(Data about app and page elements)

┄┄┄┄┄┄┄┄┄┄┄┄┄┄┄┄┄┄┄┄

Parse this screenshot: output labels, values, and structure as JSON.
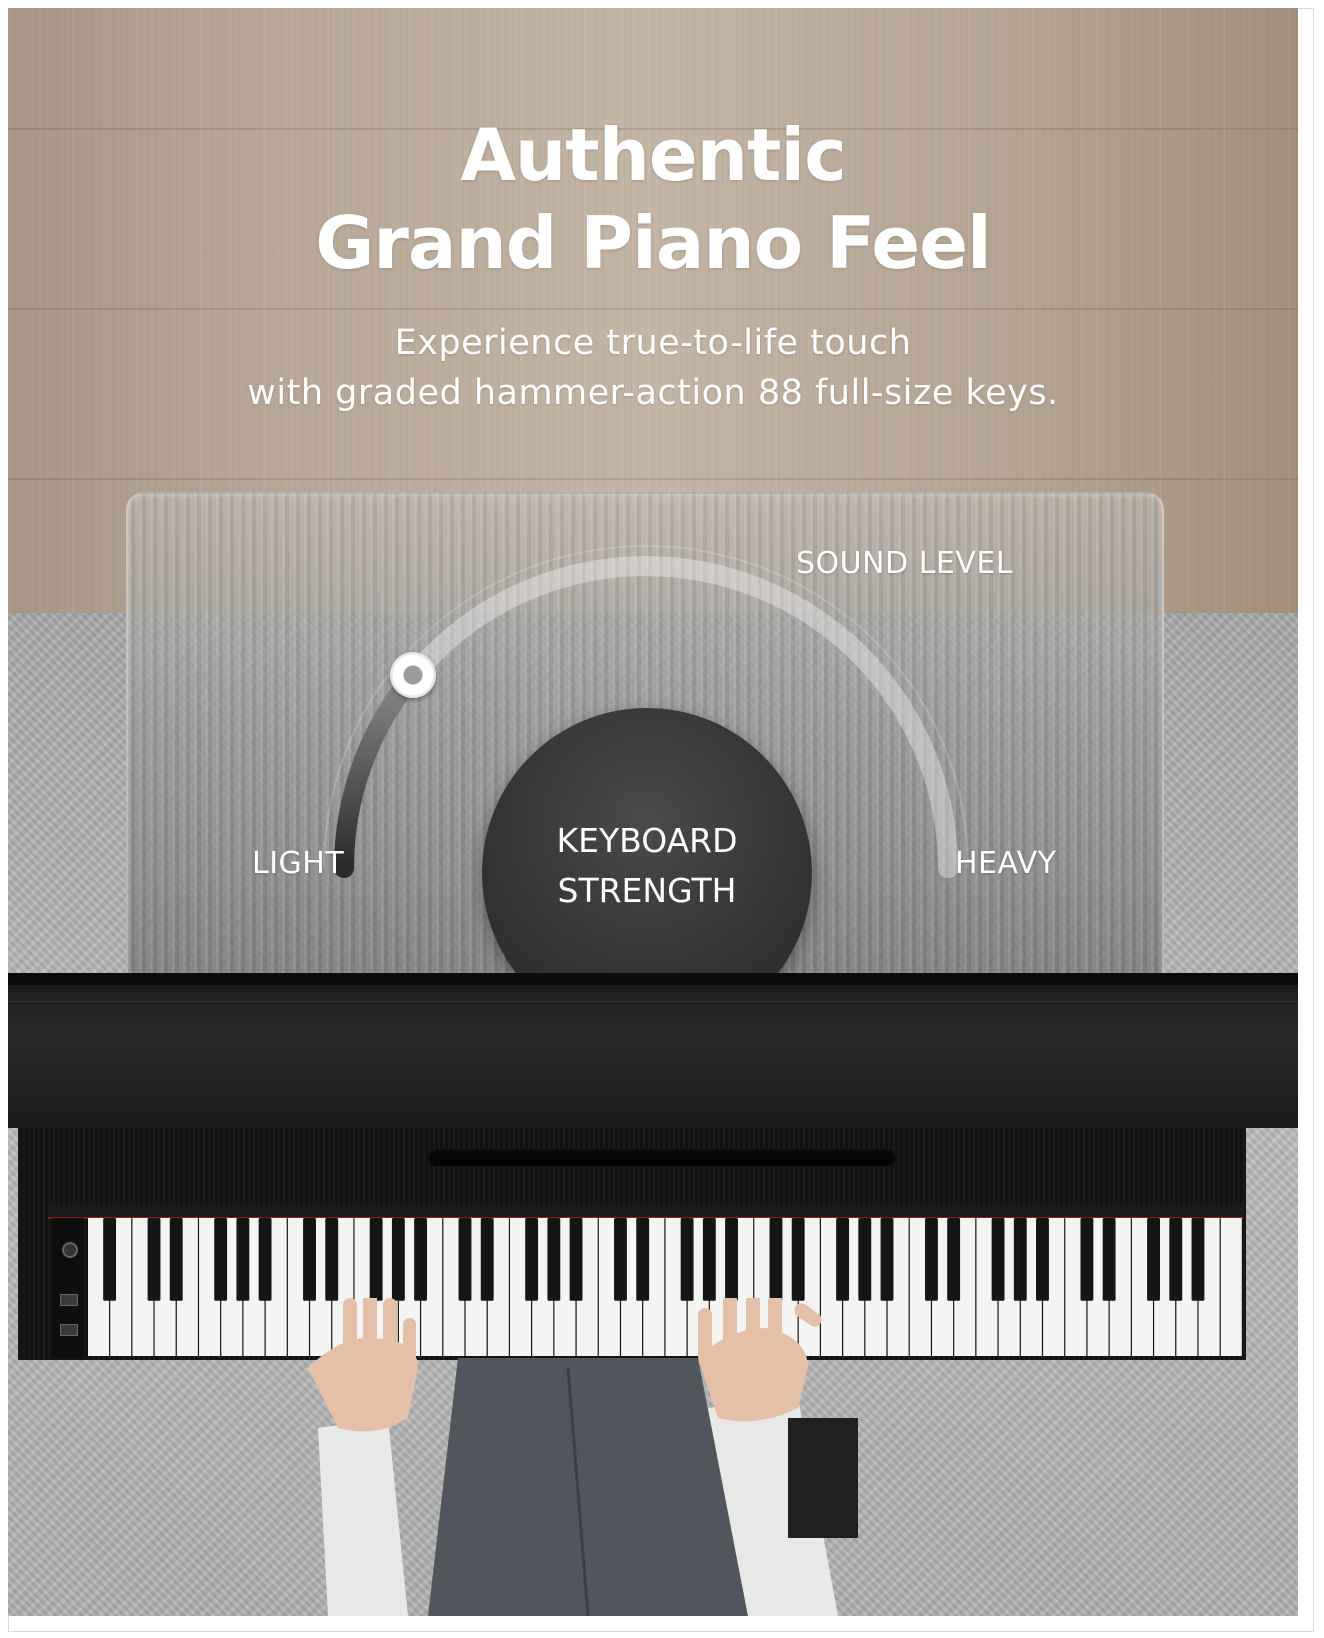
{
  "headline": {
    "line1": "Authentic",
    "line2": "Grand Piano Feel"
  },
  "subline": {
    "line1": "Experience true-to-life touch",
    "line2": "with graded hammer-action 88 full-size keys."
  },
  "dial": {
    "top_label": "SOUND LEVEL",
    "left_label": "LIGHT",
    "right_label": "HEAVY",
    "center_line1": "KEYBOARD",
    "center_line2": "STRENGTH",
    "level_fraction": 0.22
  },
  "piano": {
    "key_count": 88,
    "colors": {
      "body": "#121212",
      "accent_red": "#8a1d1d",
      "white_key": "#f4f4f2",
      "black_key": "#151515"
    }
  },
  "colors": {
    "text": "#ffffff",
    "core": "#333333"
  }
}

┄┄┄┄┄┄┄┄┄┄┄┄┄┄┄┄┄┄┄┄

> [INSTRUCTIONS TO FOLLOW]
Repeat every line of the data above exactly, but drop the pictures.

> [COMPLETED TASK]
Parse this screenshot: output labels, values, and structure as JSON.
{
  "headline": {
    "line1": "Authentic",
    "line2": "Grand Piano Feel"
  },
  "subline": {
    "line1": "Experience true-to-life touch",
    "line2": "with graded hammer-action 88 full-size keys."
  },
  "dial": {
    "top_label": "SOUND LEVEL",
    "left_label": "LIGHT",
    "right_label": "HEAVY",
    "center_line1": "KEYBOARD",
    "center_line2": "STRENGTH",
    "level_fraction": 0.22
  },
  "piano": {
    "key_count": 88,
    "colors": {
      "body": "#121212",
      "accent_red": "#8a1d1d",
      "white_key": "#f4f4f2",
      "black_key": "#151515"
    }
  },
  "colors": {
    "text": "#ffffff",
    "core": "#333333"
  }
}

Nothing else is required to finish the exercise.